**ACTION ITEM**. Check every line of the entries for the string "Total" and return the ones that contain it.

====== SUPPLIED MATERIAL ======

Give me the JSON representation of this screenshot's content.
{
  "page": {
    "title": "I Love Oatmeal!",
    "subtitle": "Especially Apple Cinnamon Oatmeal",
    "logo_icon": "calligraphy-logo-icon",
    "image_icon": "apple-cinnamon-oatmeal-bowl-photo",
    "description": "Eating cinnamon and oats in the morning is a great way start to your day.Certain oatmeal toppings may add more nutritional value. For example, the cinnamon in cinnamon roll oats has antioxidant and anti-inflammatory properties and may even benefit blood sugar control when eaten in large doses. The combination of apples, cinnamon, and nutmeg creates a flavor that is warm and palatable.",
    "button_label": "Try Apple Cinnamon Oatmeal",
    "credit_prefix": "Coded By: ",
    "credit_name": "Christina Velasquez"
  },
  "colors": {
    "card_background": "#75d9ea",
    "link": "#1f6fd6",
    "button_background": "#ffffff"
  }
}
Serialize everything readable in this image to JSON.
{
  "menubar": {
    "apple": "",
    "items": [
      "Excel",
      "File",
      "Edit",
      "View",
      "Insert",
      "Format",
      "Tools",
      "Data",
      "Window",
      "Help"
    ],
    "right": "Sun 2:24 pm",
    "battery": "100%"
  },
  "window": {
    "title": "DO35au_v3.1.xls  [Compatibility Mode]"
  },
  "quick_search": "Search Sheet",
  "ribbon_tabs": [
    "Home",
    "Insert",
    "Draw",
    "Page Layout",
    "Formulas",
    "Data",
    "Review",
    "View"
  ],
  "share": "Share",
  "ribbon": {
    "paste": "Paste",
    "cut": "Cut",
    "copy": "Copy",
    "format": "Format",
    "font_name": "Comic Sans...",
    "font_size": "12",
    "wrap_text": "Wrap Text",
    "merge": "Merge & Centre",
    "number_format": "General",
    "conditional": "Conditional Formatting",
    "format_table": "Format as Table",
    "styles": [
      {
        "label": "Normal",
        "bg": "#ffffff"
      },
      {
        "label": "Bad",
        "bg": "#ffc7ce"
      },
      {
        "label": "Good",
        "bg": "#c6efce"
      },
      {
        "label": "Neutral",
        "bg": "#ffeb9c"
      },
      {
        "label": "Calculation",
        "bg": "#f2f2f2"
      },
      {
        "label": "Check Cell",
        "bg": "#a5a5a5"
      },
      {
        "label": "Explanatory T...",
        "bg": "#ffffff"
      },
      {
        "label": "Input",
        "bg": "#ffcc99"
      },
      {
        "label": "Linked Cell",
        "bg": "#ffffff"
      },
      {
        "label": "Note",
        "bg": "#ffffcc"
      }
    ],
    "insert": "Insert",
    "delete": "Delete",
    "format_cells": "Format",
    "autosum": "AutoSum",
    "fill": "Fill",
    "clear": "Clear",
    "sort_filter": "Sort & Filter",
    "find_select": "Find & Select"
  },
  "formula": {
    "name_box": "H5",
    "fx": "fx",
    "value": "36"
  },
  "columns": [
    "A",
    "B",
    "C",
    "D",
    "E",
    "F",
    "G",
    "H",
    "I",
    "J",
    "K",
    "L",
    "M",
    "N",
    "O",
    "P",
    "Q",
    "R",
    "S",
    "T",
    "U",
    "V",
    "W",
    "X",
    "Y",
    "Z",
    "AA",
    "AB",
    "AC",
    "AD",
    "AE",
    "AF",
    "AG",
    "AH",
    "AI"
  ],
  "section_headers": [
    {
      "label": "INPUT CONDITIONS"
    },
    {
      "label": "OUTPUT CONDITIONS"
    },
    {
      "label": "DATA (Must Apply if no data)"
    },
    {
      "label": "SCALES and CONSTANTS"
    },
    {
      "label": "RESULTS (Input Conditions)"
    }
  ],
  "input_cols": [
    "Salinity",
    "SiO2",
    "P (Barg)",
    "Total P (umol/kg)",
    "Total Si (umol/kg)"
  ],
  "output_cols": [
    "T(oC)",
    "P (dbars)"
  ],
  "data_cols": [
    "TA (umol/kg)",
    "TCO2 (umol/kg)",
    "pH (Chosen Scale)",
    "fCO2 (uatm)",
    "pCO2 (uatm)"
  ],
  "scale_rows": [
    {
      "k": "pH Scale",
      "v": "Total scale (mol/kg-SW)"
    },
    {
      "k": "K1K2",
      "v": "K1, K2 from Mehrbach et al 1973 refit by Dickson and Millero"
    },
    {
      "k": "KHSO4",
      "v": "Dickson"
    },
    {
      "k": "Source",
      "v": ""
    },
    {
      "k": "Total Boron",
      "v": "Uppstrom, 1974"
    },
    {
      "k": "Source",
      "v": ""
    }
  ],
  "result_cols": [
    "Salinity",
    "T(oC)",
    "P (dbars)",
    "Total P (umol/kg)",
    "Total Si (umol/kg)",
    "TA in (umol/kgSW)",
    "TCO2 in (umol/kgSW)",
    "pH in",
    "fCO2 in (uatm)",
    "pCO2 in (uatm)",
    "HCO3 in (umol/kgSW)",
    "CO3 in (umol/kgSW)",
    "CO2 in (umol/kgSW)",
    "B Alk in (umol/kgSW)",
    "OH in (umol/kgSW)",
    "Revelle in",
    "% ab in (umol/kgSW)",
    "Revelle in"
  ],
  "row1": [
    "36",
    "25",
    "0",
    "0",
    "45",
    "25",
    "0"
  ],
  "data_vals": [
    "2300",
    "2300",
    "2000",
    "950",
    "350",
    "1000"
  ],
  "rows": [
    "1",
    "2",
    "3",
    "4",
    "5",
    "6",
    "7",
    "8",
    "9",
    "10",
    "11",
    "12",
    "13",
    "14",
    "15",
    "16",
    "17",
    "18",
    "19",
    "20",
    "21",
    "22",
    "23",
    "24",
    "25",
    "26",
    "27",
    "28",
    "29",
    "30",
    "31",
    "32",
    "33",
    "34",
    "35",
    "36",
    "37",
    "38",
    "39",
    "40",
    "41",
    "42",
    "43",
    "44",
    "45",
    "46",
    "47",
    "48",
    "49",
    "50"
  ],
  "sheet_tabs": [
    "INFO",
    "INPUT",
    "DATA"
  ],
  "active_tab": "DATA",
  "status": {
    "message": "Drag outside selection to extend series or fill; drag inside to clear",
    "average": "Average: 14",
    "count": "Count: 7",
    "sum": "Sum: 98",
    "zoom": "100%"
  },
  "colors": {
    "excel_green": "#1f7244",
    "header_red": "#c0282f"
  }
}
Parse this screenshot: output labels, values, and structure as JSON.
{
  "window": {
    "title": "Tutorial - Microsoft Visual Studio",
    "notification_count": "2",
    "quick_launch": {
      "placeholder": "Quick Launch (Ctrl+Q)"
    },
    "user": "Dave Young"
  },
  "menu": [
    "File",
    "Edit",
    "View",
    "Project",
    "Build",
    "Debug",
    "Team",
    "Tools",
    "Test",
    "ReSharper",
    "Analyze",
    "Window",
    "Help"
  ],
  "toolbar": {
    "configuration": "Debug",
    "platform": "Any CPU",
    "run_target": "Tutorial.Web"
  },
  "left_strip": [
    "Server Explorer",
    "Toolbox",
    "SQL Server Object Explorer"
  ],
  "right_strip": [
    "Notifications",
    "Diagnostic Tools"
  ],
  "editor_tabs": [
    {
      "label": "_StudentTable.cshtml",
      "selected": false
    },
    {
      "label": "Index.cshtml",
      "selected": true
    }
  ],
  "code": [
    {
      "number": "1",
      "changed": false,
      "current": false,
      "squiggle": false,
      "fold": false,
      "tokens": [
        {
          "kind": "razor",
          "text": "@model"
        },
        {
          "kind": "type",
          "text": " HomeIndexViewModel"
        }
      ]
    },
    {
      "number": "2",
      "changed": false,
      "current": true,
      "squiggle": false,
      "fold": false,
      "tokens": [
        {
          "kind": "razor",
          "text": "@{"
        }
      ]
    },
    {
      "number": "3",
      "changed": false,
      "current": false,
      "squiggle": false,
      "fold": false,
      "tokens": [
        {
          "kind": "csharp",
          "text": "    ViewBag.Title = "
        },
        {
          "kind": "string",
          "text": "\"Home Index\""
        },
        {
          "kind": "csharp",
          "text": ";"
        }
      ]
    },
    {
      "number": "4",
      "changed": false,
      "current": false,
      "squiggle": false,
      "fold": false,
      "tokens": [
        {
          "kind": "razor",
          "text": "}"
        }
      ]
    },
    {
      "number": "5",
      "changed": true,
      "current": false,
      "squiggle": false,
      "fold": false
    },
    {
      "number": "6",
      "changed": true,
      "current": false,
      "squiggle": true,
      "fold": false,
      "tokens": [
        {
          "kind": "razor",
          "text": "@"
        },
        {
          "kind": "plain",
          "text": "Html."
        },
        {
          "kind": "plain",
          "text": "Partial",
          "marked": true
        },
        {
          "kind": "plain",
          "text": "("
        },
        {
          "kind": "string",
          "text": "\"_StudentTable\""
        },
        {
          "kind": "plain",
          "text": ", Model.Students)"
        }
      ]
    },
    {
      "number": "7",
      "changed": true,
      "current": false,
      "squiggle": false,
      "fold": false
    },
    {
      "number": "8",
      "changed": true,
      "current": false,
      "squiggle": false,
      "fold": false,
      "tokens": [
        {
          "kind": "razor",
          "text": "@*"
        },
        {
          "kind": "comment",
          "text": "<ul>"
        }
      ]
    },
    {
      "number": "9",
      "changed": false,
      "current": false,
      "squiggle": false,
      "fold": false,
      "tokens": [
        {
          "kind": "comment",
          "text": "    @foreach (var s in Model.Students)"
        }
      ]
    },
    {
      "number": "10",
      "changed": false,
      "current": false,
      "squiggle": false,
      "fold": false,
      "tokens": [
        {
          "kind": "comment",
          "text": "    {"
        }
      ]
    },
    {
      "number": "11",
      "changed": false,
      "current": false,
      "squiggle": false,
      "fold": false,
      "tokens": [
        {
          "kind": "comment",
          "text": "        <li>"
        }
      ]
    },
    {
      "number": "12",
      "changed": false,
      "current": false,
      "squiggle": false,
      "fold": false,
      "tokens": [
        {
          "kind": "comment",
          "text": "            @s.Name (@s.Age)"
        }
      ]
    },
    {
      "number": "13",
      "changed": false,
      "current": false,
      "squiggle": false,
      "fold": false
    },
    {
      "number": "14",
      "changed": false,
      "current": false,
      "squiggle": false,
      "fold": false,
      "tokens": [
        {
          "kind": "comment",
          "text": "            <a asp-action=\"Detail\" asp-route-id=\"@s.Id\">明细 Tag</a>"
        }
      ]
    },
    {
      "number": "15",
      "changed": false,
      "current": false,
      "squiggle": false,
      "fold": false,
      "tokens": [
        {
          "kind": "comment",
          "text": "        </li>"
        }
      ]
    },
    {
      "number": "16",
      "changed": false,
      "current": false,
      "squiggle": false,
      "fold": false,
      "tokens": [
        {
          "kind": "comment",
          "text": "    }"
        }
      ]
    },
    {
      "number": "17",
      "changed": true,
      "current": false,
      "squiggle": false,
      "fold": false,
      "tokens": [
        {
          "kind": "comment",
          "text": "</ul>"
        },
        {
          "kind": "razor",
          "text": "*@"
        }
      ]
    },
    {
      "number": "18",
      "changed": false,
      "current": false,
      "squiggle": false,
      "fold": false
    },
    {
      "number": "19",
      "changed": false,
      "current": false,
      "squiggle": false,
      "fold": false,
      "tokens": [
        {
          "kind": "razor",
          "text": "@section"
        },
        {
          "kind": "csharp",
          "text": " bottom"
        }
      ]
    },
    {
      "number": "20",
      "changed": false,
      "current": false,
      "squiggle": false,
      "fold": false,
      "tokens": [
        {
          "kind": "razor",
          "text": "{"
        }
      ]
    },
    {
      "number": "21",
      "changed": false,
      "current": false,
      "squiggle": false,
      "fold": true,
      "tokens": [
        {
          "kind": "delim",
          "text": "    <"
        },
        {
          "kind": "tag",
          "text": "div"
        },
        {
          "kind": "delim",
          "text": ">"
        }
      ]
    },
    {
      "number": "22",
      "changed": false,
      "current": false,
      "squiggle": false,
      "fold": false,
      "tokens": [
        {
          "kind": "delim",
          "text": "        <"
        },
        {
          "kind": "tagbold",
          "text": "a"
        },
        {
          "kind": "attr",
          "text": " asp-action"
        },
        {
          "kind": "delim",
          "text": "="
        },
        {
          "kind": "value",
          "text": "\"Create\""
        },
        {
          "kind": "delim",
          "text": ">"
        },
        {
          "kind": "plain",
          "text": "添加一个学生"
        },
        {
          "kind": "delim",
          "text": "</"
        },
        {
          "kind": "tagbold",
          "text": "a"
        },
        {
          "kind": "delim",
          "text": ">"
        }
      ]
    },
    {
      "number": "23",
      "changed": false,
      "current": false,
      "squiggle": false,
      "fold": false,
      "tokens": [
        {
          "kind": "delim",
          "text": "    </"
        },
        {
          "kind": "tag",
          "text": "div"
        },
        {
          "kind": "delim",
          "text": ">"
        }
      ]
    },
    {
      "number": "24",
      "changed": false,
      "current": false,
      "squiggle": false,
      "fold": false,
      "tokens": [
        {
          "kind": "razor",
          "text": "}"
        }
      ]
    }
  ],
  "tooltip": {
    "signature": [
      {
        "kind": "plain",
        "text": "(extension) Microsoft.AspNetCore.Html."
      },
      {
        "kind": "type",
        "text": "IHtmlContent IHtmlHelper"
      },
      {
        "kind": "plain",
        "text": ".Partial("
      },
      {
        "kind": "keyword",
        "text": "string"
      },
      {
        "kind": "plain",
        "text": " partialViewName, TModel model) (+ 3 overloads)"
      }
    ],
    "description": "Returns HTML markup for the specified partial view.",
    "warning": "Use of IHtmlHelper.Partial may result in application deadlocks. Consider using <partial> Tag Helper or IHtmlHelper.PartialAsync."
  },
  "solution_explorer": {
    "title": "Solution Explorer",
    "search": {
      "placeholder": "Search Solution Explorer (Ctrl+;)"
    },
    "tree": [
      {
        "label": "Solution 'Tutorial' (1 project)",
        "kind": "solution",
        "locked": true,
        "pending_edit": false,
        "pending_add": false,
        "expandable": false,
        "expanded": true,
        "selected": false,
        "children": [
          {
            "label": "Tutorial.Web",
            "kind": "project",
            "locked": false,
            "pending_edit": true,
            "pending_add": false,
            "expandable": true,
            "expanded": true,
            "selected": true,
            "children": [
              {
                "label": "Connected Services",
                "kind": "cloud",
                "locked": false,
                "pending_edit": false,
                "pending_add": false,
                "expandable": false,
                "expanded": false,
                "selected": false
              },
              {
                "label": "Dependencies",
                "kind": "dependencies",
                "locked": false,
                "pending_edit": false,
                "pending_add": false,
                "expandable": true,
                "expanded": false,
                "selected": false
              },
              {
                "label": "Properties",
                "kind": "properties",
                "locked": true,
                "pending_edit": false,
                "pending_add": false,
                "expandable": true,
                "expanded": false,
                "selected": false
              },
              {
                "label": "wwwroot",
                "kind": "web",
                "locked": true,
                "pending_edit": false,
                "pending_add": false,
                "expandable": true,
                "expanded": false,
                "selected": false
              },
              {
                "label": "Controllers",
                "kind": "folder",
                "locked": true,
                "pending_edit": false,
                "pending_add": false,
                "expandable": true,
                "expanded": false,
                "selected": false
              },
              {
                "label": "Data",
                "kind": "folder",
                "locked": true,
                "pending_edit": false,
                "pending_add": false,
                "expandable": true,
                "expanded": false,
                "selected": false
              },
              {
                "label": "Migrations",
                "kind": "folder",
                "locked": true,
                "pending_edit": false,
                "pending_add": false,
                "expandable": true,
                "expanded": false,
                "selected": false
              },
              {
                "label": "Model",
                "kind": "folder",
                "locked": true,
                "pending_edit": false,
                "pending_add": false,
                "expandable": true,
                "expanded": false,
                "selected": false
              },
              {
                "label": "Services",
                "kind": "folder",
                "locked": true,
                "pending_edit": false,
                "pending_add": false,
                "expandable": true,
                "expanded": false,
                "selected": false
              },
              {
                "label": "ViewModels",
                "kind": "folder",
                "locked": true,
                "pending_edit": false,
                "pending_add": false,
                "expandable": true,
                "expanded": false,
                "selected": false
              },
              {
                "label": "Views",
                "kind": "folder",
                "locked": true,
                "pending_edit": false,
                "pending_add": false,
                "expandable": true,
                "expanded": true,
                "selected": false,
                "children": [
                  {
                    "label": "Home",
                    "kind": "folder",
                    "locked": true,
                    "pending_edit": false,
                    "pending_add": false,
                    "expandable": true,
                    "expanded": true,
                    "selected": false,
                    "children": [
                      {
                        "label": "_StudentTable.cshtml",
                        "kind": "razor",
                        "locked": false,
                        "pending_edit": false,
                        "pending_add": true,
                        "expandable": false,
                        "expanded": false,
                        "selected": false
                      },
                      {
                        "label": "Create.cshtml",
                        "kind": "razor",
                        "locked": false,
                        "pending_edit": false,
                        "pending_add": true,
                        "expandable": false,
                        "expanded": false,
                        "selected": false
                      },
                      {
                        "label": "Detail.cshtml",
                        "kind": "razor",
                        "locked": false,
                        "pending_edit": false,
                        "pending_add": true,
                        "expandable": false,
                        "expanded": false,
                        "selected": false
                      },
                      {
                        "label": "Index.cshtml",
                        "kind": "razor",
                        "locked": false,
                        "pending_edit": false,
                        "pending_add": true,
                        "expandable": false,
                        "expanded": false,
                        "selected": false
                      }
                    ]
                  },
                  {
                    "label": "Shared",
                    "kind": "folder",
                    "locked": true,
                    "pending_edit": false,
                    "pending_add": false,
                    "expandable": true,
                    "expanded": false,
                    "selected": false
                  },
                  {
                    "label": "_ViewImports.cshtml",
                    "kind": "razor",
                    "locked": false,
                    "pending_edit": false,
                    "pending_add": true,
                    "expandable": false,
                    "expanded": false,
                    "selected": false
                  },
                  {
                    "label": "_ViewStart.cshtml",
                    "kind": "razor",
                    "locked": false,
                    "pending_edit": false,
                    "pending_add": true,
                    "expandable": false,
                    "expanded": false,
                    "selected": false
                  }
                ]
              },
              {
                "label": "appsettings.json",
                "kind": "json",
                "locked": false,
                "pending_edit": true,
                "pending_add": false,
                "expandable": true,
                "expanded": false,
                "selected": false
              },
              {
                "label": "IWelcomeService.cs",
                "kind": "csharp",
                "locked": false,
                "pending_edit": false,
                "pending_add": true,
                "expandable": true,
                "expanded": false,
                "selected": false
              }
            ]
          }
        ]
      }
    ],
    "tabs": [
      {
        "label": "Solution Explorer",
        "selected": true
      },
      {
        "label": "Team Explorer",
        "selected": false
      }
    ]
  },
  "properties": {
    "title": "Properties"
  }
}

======

**ANSWER AREA**.
    "Total P (umol/kg)",
    "Total Si (umol/kg)"
      "v": "Total scale (mol/kg-SW)"
      "k": "Total Boron",
    "Total P (umol/kg)",
    "Total Si (umol/kg)",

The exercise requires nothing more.